Alberta does not always offer recourse to lenders, though this is dependent on both the vintage and nature of the loan. In Saskatchewan, recourse only applies to re-financed mortgages.
Strategic defaults are those in which the borrower stops making payments on mortgages where the outstanding loan balance exceeds the home value. See Bhutta, Dokko, and Shan (2010).
The FHA/VA programs are designed for low-income, first-time homebuyers with very small down payments. To qualify for an FHA loan, a borrower needs less than a five percent down payment. VA MI is only available to U.S. armed forces active duty personnel and veterans, reservist/National Guard members, and some surviving spouses.
Due to the regulatory capital reductions provided by MI, the majority of Canadian mortgages are insured, even those with loan-to-value ratios below the required threshold.
The government guarantees that lenders will receive the benefits payable by approved private mortgage insurers, less 10 percent of the original principal amount of the loan, in the event that the insurer is bankrupt or insolvent. This public-private model is close to that advocated in Joyce and Molesky (2009). However, they advocate a full guarantee to provide a level playing field between private insurers and CMHC. They also recommend removing the insurer insolvency condition, saying that it may introduce inadvertent procyclicality.

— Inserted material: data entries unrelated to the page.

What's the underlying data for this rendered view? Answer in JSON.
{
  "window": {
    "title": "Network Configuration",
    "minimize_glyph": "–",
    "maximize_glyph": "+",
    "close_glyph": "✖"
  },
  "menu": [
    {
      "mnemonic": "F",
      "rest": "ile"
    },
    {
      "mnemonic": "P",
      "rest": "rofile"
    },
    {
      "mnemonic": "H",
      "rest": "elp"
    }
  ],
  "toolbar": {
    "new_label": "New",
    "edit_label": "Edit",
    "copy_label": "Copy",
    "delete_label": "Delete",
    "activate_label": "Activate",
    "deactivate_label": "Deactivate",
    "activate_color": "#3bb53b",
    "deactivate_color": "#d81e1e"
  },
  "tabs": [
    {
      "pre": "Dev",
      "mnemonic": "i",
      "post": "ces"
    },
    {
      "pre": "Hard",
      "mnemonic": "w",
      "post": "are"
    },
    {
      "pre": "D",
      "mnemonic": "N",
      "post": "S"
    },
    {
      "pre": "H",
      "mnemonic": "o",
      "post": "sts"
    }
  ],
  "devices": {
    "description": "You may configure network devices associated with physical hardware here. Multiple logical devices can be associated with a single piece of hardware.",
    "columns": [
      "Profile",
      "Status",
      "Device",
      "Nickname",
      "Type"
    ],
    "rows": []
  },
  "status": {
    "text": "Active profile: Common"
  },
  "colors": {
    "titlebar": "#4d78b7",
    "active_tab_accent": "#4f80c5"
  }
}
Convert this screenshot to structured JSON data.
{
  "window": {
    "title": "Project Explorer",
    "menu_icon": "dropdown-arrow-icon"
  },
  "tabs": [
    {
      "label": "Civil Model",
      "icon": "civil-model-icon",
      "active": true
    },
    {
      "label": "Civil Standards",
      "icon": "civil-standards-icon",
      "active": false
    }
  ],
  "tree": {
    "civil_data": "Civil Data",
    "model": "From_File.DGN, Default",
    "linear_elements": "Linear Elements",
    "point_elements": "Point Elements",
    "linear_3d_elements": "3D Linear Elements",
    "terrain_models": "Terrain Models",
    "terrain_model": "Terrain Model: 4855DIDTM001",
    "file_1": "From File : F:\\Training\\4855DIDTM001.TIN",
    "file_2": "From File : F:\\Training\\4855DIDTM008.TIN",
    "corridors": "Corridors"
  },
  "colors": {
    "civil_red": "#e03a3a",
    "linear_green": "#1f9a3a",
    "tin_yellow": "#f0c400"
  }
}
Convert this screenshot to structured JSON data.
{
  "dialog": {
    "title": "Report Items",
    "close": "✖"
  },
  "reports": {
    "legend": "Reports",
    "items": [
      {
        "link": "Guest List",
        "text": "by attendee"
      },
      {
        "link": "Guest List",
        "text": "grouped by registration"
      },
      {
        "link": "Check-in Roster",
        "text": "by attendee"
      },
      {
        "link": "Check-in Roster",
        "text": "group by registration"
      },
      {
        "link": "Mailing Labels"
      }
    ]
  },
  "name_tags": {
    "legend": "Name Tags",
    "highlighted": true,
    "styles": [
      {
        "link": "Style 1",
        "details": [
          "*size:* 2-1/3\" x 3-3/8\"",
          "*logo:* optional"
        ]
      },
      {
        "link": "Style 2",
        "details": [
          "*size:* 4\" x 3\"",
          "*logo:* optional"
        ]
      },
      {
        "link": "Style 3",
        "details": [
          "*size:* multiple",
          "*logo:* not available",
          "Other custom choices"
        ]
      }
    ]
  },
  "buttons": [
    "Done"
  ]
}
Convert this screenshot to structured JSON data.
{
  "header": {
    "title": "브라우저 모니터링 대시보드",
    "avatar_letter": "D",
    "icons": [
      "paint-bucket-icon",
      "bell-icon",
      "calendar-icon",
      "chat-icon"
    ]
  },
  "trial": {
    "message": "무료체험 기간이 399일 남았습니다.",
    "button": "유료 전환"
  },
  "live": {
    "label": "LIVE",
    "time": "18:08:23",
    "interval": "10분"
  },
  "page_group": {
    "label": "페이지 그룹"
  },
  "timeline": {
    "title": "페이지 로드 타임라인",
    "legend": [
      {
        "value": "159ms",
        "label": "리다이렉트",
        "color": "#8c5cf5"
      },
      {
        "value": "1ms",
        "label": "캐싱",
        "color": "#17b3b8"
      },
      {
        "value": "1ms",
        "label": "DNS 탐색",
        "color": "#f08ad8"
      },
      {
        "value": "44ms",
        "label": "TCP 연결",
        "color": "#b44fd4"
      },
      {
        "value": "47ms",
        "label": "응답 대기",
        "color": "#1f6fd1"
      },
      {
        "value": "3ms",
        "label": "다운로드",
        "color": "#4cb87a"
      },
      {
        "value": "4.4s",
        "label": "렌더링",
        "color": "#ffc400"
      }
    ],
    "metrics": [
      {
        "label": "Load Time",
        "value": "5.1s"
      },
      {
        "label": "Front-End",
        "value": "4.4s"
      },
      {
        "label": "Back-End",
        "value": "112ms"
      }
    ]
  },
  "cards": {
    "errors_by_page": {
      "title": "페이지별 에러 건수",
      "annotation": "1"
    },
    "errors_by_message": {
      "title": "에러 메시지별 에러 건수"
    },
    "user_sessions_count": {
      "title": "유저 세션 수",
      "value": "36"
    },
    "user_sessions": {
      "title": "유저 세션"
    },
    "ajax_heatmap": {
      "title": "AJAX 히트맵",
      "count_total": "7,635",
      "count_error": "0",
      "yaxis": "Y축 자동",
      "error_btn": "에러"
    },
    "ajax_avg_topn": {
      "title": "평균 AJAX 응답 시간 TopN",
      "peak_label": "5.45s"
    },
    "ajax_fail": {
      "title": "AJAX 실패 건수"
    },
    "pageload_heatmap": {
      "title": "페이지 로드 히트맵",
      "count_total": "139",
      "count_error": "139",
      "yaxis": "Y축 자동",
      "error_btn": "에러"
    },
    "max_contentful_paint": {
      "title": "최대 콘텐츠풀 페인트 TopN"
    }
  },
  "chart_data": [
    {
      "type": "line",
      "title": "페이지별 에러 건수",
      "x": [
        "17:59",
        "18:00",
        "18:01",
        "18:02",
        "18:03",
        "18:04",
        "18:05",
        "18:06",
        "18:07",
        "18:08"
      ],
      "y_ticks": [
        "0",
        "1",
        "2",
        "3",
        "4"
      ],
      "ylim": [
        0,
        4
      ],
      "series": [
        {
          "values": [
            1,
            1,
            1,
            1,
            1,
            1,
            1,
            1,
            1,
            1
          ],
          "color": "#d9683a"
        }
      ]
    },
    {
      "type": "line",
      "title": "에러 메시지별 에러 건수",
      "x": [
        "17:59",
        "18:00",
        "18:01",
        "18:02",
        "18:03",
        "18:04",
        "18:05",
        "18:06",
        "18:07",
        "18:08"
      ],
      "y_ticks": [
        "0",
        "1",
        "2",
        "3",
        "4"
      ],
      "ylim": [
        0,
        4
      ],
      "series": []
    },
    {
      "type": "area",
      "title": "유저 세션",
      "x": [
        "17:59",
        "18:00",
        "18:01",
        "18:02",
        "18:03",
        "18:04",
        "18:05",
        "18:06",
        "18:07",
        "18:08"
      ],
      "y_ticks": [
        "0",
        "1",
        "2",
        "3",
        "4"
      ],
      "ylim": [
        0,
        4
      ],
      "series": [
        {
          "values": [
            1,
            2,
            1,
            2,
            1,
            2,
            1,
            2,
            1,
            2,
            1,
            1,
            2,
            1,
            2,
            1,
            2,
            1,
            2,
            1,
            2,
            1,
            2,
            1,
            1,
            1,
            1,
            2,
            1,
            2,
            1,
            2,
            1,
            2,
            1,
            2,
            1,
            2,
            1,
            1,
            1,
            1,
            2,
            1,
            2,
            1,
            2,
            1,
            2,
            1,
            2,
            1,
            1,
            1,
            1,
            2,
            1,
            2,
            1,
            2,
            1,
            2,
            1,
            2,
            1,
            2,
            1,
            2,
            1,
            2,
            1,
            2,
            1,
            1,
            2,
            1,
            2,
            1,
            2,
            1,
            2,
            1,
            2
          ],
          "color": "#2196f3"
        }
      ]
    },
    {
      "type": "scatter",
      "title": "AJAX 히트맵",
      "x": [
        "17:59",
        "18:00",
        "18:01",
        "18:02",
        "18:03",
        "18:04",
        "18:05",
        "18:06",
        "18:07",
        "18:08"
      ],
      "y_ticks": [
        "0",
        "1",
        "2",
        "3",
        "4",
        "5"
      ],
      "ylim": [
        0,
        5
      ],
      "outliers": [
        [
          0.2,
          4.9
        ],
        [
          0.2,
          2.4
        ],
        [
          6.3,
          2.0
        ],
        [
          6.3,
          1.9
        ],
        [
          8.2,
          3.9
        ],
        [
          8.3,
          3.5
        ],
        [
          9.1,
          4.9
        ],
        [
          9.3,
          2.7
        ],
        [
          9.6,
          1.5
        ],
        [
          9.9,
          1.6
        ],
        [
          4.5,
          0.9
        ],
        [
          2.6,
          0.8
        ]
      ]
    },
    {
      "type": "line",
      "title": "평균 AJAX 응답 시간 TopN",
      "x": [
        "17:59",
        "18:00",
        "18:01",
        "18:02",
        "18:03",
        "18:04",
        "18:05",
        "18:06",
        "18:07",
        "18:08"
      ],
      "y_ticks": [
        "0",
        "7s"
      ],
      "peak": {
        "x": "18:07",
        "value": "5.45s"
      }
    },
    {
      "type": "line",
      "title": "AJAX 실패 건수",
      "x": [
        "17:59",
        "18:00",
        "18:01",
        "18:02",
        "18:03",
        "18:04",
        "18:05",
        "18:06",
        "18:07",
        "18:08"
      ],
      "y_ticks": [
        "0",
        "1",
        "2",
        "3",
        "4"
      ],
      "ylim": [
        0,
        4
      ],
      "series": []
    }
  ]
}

For borrowers with lower credit scores (below 680 on the FICO scale), the CMHC and private mortgage insurers set a debt service cost limit at 42 percent of gross income. The CMHC definition of debt service costs include mortgage principal and interest payments, property taxes, and heating expenses, plus other debt payments. For U.S. “conforming” mortgages debt service costs do not include heating costs, and they are limited to 28 percent of gross income. The maximum LTV on “conforming” loans is 80 percent.